Entries from a dataset of interfaces:

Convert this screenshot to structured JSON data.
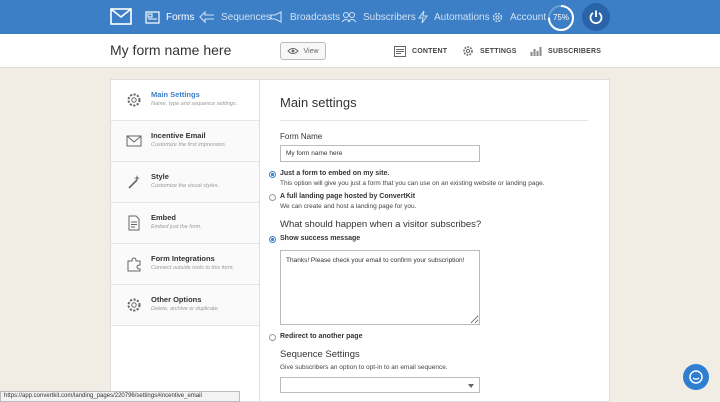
{
  "nav": {
    "items": [
      {
        "label": "Forms",
        "icon": "forms-icon",
        "active": true
      },
      {
        "label": "Sequences",
        "icon": "sequences-icon"
      },
      {
        "label": "Broadcasts",
        "icon": "broadcasts-icon"
      },
      {
        "label": "Subscribers",
        "icon": "subscribers-icon"
      },
      {
        "label": "Automations",
        "icon": "automations-icon"
      },
      {
        "label": "Account",
        "icon": "account-icon"
      }
    ],
    "progress": "75%",
    "progress_value": 75,
    "colors": {
      "bar": "#3d7fc6",
      "inactive_text": "#cfe0f2"
    }
  },
  "header": {
    "form_title": "My form name here",
    "view_label": "View",
    "tabs": [
      {
        "label": "CONTENT",
        "icon": "content-icon"
      },
      {
        "label": "SETTINGS",
        "icon": "gear-icon",
        "active": true
      },
      {
        "label": "SUBSCRIBERS",
        "icon": "bar-chart-icon"
      }
    ]
  },
  "sidebar": {
    "items": [
      {
        "title": "Main Settings",
        "subtitle": "Name, type and sequence settings.",
        "icon": "gear-icon",
        "active": true
      },
      {
        "title": "Incentive Email",
        "subtitle": "Customize the first impression.",
        "icon": "envelope-icon"
      },
      {
        "title": "Style",
        "subtitle": "Customize the visual styles.",
        "icon": "magic-wand-icon"
      },
      {
        "title": "Embed",
        "subtitle": "Embed just the form.",
        "icon": "document-icon"
      },
      {
        "title": "Form Integrations",
        "subtitle": "Connect outside tools to this form.",
        "icon": "puzzle-icon"
      },
      {
        "title": "Other Options",
        "subtitle": "Delete, archive or duplicate",
        "icon": "cog-icon"
      }
    ]
  },
  "main": {
    "title": "Main settings",
    "form_name_label": "Form Name",
    "form_name_value": "My form name here",
    "embed_option": {
      "label": "Just a form to embed on my site.",
      "desc": "This option will give you just a form that you can use on an existing website or landing page.",
      "checked": true
    },
    "landing_option": {
      "label": "A full landing page hosted by ConvertKit",
      "desc": "We can create and host a landing page for you.",
      "checked": false
    },
    "subscribe_heading": "What should happen when a visitor subscribes?",
    "success_option": {
      "label": "Show success message",
      "checked": true
    },
    "success_message": "Thanks! Please check your email to confirm your subscription!",
    "redirect_option": {
      "label": "Redirect to another page",
      "checked": false
    },
    "sequence_heading": "Sequence Settings",
    "sequence_desc": "Give subscribers an option to opt-in to an email sequence.",
    "sequence_select_value": ""
  },
  "status_url": "https://app.convertkit.com/landing_pages/220796/settings#incentive_email"
}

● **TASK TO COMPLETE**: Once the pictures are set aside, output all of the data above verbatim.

● **RESPONSE TO THE EXERCISE**:
Convert this screenshot to structured JSON data.
{
  "nav": {
    "items": [
      {
        "label": "Forms",
        "icon": "forms-icon",
        "active": true
      },
      {
        "label": "Sequences",
        "icon": "sequences-icon"
      },
      {
        "label": "Broadcasts",
        "icon": "broadcasts-icon"
      },
      {
        "label": "Subscribers",
        "icon": "subscribers-icon"
      },
      {
        "label": "Automations",
        "icon": "automations-icon"
      },
      {
        "label": "Account",
        "icon": "account-icon"
      }
    ],
    "progress": "75%",
    "progress_value": 75,
    "colors": {
      "bar": "#3d7fc6",
      "inactive_text": "#cfe0f2"
    }
  },
  "header": {
    "form_title": "My form name here",
    "view_label": "View",
    "tabs": [
      {
        "label": "CONTENT",
        "icon": "content-icon"
      },
      {
        "label": "SETTINGS",
        "icon": "gear-icon",
        "active": true
      },
      {
        "label": "SUBSCRIBERS",
        "icon": "bar-chart-icon"
      }
    ]
  },
  "sidebar": {
    "items": [
      {
        "title": "Main Settings",
        "subtitle": "Name, type and sequence settings.",
        "icon": "gear-icon",
        "active": true
      },
      {
        "title": "Incentive Email",
        "subtitle": "Customize the first impression.",
        "icon": "envelope-icon"
      },
      {
        "title": "Style",
        "subtitle": "Customize the visual styles.",
        "icon": "magic-wand-icon"
      },
      {
        "title": "Embed",
        "subtitle": "Embed just the form.",
        "icon": "document-icon"
      },
      {
        "title": "Form Integrations",
        "subtitle": "Connect outside tools to this form.",
        "icon": "puzzle-icon"
      },
      {
        "title": "Other Options",
        "subtitle": "Delete, archive or duplicate",
        "icon": "cog-icon"
      }
    ]
  },
  "main": {
    "title": "Main settings",
    "form_name_label": "Form Name",
    "form_name_value": "My form name here",
    "embed_option": {
      "label": "Just a form to embed on my site.",
      "desc": "This option will give you just a form that you can use on an existing website or landing page.",
      "checked": true
    },
    "landing_option": {
      "label": "A full landing page hosted by ConvertKit",
      "desc": "We can create and host a landing page for you.",
      "checked": false
    },
    "subscribe_heading": "What should happen when a visitor subscribes?",
    "success_option": {
      "label": "Show success message",
      "checked": true
    },
    "success_message": "Thanks! Please check your email to confirm your subscription!",
    "redirect_option": {
      "label": "Redirect to another page",
      "checked": false
    },
    "sequence_heading": "Sequence Settings",
    "sequence_desc": "Give subscribers an option to opt-in to an email sequence.",
    "sequence_select_value": ""
  },
  "status_url": "https://app.convertkit.com/landing_pages/220796/settings#incentive_email"
}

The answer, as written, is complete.